For the various shots I used a Sony Alpha 700 with a Tamron 70-300 in macro mode and a Sony Alpha  77 with a  100mm lens in macro mode and a Sony Alpha 6000 with a Sony 18-55 E Mount.

An Imperial AT-AT on patrol in swamp

An AT-AT on patrol in swamp, planet unknown. (Robin Rowland)

Star Wars Command AT-AT photographer in the woods near my house. Now that it’s spring will be able to do more outdoor photography where appropriate (the small approx 54mm Star Wars Command figures don’t always blend into a real world setting as easily as the larger 3.5, 6 and 12 inch figures).

Shot with Sony A700 and Tamron 70 to 300 on macro mode.

A lone Imperial AT-AT on dawn patrol

As the sun comes up this lone Imperial AT-AT (All Terrain Armored Transport) sets out on patrol on icy world. Although this Imperial combat walker is 22.5 metre high, carries a crew of four and up to 40 snowtroopers as passengers, it looks insignificant against the landscape. (Robin Rowland)

The journey is uphill into the mountains. (Robin Rowland)

Through a mountain pass. (Robin Rowland)

The Imperial Walker All Terrain Armored Transport, a symbol of the might of the galactic empire.

An attacking AT-AT coming out of the blinding early morning sun would strike fear into any group of rebels. (Robin Rowland)

The patrol continues. (Robin Rowland)

Not all the walkers return safely from their mission. The crew and passengers of our AT-AT have to pass one that didn’t make it (Robin Rowland)

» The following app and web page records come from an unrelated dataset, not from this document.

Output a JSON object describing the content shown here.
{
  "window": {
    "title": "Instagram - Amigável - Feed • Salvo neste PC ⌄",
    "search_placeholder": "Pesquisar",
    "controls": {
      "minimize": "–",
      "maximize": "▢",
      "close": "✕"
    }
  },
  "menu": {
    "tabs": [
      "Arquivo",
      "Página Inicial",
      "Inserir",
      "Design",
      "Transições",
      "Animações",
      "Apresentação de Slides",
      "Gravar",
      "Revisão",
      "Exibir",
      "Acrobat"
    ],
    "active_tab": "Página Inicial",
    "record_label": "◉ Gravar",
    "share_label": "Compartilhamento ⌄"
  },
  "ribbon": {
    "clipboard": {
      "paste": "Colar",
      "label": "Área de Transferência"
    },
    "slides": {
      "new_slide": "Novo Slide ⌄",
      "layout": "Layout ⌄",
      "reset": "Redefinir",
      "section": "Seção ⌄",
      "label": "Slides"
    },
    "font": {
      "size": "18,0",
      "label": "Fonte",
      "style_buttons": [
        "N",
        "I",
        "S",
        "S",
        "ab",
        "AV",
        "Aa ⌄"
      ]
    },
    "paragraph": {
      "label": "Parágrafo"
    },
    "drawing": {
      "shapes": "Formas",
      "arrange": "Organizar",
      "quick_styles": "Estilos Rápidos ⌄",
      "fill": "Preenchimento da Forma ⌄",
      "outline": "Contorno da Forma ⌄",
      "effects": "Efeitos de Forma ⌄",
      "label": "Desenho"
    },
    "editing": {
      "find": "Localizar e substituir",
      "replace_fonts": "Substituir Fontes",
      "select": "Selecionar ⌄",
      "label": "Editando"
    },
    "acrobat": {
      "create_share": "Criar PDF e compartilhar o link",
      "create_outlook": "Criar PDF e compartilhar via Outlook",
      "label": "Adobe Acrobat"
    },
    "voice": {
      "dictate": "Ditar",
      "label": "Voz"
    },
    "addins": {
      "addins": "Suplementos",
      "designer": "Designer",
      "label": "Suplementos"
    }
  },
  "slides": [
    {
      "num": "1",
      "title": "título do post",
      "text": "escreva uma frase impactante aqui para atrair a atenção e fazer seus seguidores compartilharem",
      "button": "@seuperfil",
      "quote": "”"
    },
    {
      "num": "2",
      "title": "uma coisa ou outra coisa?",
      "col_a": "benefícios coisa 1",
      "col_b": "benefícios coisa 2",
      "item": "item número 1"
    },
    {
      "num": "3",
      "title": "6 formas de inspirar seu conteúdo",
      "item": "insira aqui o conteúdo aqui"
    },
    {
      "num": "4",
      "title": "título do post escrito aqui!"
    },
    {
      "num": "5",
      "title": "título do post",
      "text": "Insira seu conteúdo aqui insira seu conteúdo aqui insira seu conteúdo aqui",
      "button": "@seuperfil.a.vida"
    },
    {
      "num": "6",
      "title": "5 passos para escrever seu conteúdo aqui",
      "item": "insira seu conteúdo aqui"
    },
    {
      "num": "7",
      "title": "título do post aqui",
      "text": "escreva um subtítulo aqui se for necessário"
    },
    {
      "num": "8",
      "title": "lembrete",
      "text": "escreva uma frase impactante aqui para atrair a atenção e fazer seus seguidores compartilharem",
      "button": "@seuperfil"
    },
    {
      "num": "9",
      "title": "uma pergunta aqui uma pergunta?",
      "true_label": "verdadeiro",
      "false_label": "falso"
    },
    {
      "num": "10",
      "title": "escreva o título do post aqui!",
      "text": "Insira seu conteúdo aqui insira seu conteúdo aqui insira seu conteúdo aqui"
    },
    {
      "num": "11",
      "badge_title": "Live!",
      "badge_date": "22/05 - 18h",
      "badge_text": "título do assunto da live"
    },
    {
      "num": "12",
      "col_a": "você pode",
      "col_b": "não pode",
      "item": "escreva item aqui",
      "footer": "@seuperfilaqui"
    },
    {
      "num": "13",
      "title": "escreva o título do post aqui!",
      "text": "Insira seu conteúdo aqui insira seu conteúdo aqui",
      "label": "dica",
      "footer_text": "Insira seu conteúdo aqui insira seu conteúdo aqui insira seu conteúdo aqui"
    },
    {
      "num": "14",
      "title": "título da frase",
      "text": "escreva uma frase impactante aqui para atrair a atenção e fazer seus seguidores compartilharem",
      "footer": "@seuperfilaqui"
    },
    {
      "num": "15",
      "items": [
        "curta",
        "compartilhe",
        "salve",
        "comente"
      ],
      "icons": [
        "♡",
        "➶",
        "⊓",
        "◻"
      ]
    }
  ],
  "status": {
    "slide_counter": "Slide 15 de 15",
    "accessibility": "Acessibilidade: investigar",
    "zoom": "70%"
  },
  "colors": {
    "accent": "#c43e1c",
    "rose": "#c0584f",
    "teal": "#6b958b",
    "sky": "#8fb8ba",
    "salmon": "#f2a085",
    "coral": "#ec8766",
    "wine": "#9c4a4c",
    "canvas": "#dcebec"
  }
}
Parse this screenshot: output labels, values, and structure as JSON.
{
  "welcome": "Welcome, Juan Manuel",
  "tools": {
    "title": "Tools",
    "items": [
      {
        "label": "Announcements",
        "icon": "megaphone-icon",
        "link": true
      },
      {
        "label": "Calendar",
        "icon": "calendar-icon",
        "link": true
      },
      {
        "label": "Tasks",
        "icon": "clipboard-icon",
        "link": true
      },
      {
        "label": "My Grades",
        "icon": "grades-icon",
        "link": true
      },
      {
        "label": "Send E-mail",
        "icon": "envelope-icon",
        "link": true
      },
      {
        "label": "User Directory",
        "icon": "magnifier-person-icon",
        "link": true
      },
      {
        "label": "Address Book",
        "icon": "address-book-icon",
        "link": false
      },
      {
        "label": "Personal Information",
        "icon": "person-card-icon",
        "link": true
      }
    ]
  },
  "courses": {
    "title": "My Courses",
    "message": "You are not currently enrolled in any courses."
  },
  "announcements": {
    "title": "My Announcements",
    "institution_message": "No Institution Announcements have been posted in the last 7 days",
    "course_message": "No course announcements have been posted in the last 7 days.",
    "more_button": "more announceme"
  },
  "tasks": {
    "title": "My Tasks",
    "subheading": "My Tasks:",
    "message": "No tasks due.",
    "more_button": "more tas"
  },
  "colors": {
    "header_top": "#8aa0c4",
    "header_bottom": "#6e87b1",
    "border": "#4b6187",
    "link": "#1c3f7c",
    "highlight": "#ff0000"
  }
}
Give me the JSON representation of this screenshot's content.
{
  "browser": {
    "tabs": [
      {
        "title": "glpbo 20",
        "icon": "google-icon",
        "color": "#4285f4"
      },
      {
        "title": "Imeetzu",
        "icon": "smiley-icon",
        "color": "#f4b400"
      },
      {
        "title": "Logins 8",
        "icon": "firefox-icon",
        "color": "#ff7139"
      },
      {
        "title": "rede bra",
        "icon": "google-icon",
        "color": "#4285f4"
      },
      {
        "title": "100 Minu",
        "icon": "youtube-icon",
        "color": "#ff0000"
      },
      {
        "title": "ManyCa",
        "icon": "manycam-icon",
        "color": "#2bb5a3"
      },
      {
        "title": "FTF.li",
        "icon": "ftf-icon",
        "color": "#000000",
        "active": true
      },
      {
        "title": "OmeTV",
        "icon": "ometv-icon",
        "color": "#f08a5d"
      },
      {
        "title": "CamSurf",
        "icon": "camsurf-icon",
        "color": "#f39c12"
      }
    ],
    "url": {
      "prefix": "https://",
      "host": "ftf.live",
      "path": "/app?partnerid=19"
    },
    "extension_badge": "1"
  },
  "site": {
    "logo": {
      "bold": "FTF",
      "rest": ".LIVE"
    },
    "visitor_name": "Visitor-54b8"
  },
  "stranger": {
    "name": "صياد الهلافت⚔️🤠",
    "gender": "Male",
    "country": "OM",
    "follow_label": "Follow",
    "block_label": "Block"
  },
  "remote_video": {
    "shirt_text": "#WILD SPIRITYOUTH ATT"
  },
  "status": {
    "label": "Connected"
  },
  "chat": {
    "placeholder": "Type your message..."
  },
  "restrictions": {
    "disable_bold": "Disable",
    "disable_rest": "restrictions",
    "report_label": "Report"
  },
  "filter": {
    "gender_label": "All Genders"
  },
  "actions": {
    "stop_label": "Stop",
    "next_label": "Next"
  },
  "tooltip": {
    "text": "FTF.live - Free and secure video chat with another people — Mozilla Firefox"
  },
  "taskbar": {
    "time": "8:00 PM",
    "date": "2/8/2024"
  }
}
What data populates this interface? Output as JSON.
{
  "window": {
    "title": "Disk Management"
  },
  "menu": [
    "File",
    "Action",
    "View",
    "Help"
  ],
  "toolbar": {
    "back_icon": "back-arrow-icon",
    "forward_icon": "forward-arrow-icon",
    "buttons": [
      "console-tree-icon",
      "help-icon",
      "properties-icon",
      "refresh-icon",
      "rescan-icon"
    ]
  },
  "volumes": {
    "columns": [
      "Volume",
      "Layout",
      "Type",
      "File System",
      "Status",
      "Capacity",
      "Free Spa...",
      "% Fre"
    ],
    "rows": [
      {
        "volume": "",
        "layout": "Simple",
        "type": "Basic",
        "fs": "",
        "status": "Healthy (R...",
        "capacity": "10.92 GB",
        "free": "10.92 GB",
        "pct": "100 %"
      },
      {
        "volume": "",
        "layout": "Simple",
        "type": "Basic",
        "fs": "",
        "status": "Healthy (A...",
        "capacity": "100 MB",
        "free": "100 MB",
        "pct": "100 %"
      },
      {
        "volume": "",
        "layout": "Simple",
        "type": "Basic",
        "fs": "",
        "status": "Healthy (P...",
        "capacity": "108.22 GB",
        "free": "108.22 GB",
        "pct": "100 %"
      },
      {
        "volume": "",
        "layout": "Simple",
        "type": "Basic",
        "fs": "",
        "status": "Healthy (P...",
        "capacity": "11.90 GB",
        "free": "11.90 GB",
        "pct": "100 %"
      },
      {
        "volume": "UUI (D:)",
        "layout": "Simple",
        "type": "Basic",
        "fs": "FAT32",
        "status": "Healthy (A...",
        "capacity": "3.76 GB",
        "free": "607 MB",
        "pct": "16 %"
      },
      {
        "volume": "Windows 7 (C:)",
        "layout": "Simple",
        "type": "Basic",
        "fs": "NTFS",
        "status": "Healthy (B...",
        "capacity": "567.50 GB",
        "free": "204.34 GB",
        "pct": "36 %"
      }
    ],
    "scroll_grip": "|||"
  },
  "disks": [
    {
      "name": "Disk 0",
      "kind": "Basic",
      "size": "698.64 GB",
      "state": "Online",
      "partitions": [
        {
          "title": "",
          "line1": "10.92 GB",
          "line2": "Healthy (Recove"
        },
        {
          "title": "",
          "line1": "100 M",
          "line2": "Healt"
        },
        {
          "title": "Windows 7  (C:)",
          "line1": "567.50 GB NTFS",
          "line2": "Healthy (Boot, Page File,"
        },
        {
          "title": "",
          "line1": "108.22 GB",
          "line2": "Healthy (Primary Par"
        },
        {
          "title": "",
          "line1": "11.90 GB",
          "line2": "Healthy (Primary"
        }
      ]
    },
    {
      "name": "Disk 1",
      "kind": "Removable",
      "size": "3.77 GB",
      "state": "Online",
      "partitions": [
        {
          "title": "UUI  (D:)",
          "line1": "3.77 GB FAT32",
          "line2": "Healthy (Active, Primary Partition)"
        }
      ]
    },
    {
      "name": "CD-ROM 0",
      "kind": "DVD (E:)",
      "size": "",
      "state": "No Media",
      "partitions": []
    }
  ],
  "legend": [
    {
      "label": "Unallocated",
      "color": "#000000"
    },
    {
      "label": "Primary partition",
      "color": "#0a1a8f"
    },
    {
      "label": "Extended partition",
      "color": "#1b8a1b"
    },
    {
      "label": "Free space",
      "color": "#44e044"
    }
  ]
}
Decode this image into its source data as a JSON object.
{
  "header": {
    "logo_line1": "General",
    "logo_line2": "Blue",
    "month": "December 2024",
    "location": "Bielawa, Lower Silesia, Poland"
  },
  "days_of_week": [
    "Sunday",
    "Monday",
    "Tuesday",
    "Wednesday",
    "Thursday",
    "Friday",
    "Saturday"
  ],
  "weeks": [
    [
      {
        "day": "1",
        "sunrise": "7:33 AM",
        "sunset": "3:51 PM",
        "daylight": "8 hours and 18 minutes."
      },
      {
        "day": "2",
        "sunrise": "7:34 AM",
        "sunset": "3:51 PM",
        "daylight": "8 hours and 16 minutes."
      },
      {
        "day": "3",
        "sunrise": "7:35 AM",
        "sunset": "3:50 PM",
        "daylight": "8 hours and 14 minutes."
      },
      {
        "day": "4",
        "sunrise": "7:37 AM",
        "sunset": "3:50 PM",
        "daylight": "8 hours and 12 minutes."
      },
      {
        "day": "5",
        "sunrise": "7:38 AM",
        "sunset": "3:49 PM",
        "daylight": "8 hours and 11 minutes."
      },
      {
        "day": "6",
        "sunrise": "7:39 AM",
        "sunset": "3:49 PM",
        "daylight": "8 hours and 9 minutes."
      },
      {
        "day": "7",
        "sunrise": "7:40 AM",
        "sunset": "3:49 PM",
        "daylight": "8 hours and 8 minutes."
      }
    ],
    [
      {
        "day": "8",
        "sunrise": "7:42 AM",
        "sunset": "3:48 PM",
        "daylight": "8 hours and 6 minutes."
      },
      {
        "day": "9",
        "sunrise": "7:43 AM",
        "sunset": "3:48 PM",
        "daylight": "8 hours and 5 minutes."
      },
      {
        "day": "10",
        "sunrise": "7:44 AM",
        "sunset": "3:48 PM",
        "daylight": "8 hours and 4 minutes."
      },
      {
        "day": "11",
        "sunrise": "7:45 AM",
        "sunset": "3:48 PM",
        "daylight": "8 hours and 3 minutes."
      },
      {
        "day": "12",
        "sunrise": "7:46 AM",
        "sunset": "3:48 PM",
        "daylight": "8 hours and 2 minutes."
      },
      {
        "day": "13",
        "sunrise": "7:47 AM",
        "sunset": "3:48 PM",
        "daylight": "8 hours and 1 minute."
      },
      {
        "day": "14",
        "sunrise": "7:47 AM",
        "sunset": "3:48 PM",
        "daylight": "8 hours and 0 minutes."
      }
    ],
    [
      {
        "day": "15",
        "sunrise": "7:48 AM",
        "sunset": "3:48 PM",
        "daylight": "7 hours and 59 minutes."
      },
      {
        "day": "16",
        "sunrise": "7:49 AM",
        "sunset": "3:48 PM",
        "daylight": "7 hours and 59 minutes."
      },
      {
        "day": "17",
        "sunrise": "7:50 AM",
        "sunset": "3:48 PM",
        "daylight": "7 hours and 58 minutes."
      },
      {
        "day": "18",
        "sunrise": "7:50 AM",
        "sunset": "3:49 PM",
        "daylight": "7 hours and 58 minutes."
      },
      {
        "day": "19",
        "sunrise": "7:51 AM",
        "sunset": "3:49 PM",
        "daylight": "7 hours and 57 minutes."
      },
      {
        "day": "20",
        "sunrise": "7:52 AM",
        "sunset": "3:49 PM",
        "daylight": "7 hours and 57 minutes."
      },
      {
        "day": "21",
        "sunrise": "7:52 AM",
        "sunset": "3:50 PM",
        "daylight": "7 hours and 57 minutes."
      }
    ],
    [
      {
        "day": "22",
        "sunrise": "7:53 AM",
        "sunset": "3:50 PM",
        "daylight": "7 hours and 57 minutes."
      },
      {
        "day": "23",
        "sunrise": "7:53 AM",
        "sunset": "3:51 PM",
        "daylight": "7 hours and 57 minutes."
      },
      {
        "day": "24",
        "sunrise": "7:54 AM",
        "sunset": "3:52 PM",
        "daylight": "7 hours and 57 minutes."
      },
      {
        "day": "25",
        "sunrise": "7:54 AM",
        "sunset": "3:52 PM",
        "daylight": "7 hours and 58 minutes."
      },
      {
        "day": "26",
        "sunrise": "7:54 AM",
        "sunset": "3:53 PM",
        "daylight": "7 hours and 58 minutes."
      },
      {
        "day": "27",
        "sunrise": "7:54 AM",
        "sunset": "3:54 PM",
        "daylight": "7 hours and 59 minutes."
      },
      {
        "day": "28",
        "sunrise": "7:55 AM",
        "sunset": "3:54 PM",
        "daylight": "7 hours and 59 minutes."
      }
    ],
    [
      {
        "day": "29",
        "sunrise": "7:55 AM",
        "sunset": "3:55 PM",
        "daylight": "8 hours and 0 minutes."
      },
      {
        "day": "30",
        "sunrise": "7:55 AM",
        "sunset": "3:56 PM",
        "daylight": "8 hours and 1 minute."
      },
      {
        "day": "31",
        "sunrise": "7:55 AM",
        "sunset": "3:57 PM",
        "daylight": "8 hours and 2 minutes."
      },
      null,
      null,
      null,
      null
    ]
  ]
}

A rebel snowspeeder in its own dawn patrol spots the AT-AT so their troops are warned. (Robin Rowland)

The AT-AT reaches the limit of its assigned patrol and turns and heads back to home base. (Robin Rowland)

Details

Hasbro Star Wars Command AT-AT. This time after spray panting with white primer, i used a series of washes, first a couple of diluted grey washes, then a grey wash mixed with white and blue, then I added a steel colour to the grey wash and the finished off with a final grey wash.

All images were taken in my front garden in -15 C (wind chill -25 C). In the current cold snap I noticed gorgeous light on Sunday as the sun came up over the mountains of Kitimat. Monday was cloudy but today Tuesday was perfect. Cameras. Wide shots taken with Sony Alpha 6000 with 18 to 55. Medium shots with Sony Alpha 6000 and Sony Alpha 77 and close ups with Sony Alpha 77 with a Tamron 70 to 300 set on macro mode. The one problem was that when I tried to create tracks, the snow was so soft that in most cases, all that came of it was a big hole in the snow that didn’t look right. Also the wind kept blowing the model over.